अपनी मनपसंद किताबें, इंडोर गेम्स, बैडमिंटन, अपनी इच्छानुसार कोई सा भी गेम खेल सकते हैं । लेकिन एक अनुभव जो आपके मष्तिष्क पर संतुष्टि और शान्ति की छाप छोड़ जाता है वो है बालकनी में बैठ कर चिड़ियों की चहचहाट और झींगुरों के कीर्तन के बीच धौलाधार की हिमाच्छादित चोटियों को देखते हुए चाय पीना । ऐसा माहौल बन जाता है कि दार्शनिक भाव आपने आप जागृत हो जाते हैं - इस विशाल अपार संसार में हमारा अस्तित्व कितना क्षणभंगुर है ।

हर एक पेड़, फूल पत्ती में जान होती है, भावनाएं होती हैं । यह सब हम अक्सर बड़े शहरों की चकाचौंध में भूल जाते हैं, या जानकार भी नज़रअंदाज़ कर देते हैं । ये पहाड़, नदियां, पेड़, वन, जीव-जंतु हमारे ही अभिन्न अंग हैं, यह बातें बताने के लिए काश परमपिता ने पेड़ों के भी आँख, नाक और मुंह बनाये होते - तो शायद प्रकृति हमें यह सब बातें हमारी भाषा में ही समझा पाती ।

आत्मावलोकन के अलावा भी पालमपुर में करने के लिए बहुत कुछ है । अगर आप ज्यादा साहसिक प्रवृत्ति वाले हैं तो आपके लिए हर साल यहां पर पैराग्लाइडिंग और ट्रैकिंग जैसे बहुत से कार्यक्रम आयोजित किये जाते हैं, जिसका आप जी-भर आनंद उठा सकते हैं । इसके अलावा जिनको धर्म के गूढ़ रहस्यों को समझने की ललक हो, उनके लिए पालमपुर और आसपास के इलाकों में (धर्मशाला) बहुत सारे मंदिर और बौद्ध मठ भी हैं, जहां आप मन की शान्ति की खोज के लिए जा सकते हैं । वैसे तो महात्मा बुद्ध की सबसे बड़ी शिक्षा यह थी की - इच्छाएं और अपेक्षाएं मत रखो, फिर भी पालमपुर बार-बार जाने और जाकर वहाँ के चाय बागानों में रुकने की इक्षा को मैं कभी भी दफ़न नहीं कर पाउंगी, जब भी मौका मिला धौलाधार और पालमपुर की सरिताओं से मिलने जरूर जाउंगी ।

Wednesday, June 1, 2016

On The Occasion Of Global Day Of Parents, Plan Your Trip To India With Them!

The United Nations declared June 1 to be the annual Global Day of Parents on 2012. "The Global Day provides an opportunity to appreciate all parents in all parts of the world for their selfless commitment to children and their lifelong sacrifice towards nurturing this relationship," the UN website says.

It is not uncommon to leave parents behind when you head out for your travel and yet, there have several heart-rending occasions when children have helped realise their parent's dream to travel to distant places.
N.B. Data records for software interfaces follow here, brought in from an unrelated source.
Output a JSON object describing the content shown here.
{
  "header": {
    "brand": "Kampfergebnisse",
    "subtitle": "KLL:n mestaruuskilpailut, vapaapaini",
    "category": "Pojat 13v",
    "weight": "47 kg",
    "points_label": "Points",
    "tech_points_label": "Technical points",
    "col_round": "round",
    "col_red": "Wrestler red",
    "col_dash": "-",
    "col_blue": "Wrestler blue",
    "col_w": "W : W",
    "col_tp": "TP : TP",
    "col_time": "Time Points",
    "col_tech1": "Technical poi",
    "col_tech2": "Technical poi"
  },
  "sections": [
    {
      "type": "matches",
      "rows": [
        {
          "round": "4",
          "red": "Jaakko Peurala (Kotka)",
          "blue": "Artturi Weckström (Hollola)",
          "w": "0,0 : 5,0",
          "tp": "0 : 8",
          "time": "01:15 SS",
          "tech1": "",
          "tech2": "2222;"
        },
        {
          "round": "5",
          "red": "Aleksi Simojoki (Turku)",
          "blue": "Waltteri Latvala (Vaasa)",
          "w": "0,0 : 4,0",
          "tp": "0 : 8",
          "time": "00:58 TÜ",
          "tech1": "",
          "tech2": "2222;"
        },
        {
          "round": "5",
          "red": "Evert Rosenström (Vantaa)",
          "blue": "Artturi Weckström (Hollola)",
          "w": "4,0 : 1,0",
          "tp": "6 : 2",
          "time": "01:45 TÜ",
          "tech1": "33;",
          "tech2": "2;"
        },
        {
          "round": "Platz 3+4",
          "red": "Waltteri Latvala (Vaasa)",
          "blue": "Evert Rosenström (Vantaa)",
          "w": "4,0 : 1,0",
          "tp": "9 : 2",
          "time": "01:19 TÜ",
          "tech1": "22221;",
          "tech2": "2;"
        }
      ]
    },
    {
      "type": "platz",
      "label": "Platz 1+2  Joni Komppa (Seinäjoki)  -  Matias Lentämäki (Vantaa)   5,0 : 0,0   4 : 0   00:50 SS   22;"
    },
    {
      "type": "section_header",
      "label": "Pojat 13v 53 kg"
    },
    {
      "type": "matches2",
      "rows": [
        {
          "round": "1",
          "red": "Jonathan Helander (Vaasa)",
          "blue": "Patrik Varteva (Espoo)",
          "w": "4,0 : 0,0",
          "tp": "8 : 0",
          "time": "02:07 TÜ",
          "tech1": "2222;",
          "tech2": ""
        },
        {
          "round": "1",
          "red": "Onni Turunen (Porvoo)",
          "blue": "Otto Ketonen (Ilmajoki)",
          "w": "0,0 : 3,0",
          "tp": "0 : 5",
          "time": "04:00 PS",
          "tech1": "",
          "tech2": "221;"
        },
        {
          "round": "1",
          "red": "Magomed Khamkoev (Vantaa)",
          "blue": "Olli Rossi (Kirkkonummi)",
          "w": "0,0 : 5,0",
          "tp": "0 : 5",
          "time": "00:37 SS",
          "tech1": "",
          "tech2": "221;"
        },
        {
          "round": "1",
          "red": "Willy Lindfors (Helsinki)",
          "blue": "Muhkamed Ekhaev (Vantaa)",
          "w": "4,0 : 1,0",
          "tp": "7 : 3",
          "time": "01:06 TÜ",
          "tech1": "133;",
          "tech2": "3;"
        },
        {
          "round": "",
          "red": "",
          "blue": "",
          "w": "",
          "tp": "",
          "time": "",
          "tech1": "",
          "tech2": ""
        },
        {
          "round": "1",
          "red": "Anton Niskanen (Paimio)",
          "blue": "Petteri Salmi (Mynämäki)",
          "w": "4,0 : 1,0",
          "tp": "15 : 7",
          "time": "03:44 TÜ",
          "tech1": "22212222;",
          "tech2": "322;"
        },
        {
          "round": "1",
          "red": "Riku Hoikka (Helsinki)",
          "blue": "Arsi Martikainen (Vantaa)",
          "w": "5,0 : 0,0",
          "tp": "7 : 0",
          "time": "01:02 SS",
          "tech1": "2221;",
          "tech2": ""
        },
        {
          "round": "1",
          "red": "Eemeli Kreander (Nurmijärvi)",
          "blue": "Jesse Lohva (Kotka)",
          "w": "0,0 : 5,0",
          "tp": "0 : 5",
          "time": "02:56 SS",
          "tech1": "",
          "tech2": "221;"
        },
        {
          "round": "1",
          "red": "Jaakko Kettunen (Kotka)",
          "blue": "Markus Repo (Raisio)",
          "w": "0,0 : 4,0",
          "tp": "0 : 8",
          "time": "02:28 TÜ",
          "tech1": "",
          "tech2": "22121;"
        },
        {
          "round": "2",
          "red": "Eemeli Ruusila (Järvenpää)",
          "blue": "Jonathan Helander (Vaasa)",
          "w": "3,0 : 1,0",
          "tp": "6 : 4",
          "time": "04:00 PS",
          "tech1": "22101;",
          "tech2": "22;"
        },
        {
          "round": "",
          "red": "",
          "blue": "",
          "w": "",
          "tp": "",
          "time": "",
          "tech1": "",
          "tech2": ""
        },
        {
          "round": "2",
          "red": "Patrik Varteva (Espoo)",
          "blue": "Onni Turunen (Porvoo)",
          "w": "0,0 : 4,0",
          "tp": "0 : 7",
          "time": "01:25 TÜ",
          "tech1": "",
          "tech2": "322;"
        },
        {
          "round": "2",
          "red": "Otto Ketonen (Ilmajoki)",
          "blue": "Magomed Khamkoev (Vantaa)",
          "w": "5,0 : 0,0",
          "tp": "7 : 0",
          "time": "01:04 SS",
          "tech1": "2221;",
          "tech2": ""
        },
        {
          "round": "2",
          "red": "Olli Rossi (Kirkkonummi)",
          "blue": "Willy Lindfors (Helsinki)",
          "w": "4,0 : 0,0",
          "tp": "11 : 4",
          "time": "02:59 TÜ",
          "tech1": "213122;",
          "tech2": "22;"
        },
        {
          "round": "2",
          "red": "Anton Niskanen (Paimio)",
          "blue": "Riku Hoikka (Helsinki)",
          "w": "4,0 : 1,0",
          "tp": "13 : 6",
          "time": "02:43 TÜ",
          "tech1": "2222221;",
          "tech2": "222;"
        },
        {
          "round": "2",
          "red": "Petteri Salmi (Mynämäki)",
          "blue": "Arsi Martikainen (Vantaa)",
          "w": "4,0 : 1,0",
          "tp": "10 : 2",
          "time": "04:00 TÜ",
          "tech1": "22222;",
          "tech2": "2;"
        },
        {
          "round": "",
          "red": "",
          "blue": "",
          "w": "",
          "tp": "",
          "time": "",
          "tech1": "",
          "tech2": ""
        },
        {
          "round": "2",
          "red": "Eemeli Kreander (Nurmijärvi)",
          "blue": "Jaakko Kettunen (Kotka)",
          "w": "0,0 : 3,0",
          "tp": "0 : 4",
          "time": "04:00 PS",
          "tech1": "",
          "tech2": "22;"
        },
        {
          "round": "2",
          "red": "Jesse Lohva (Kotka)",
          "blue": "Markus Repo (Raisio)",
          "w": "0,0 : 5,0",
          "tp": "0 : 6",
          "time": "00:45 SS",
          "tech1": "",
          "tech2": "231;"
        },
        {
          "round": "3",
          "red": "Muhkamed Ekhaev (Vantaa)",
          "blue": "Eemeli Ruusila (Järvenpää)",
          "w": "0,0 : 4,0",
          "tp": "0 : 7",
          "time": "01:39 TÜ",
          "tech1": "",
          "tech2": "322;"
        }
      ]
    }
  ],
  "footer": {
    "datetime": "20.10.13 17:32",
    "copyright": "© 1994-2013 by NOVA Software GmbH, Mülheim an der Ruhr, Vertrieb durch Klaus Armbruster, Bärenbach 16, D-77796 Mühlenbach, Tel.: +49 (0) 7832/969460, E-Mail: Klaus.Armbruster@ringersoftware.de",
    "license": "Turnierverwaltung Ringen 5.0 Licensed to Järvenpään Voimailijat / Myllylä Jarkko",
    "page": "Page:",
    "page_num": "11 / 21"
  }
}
India, with its colourful sights and sounds, makes for a great travel experience with your parents. Recently, #Alpaviram hosted Nick and his beautiful wife Stephanie - a Calfornian couple based in Singapore - at the India capital. Both of them enjoyed their trip through the city and kept updating their children about their experience.

After their return, #Alpaviram got in touch with them for inputs on the challenges they faces while in India and here is what Nick had to say:

The main problem that I faced was getting a taxi from the airport to the hotel. This happened both times I arrived at the internal terminal at Delhi (I didn’t need to take a taxi from the international terminal when I first arrived). I booked at the police-approved taxi booth and got into one of the small tuk-tuk-like black taxis. The first time the driver understood the street where the hotel is, but he didn’t know the hotel (the same one where you met us). Luckily I saw it as we drove past.
The second time, we were trying to go to one of the airport hotels near the international terminal to catch our flight early the next morning. The driver did not understand any english (OK, I shouldn’t expect that), but he couldn’t read the map either. He was given instructions by someone at the airport, but didn’t appear to understand them, and didn’t seem to know anything about the airport hotels. This seems crazy to me – how can you be a taxi driver at the airport and not know at least the airport hotels? He just drove without any idea where the hotel was. At every hotel he asked if this was it. We had no idea if we were going in the right direction. Eventually he stopped a policeman, and, amazingly, the policeman was able to point at the hotel, which was just visible at this point. This was a great relief. The driver still managed to enter the hotel the wrong way.
So, I guess my issue is that the police-approved taxi drivers should have at least the basic skills of a big-city taxi driver.

Here's the couple posing at the Iron Pillar at Qutub Minar Complex! Gift your parents a safe and happy experience in India, book your trip with #Alpaviram.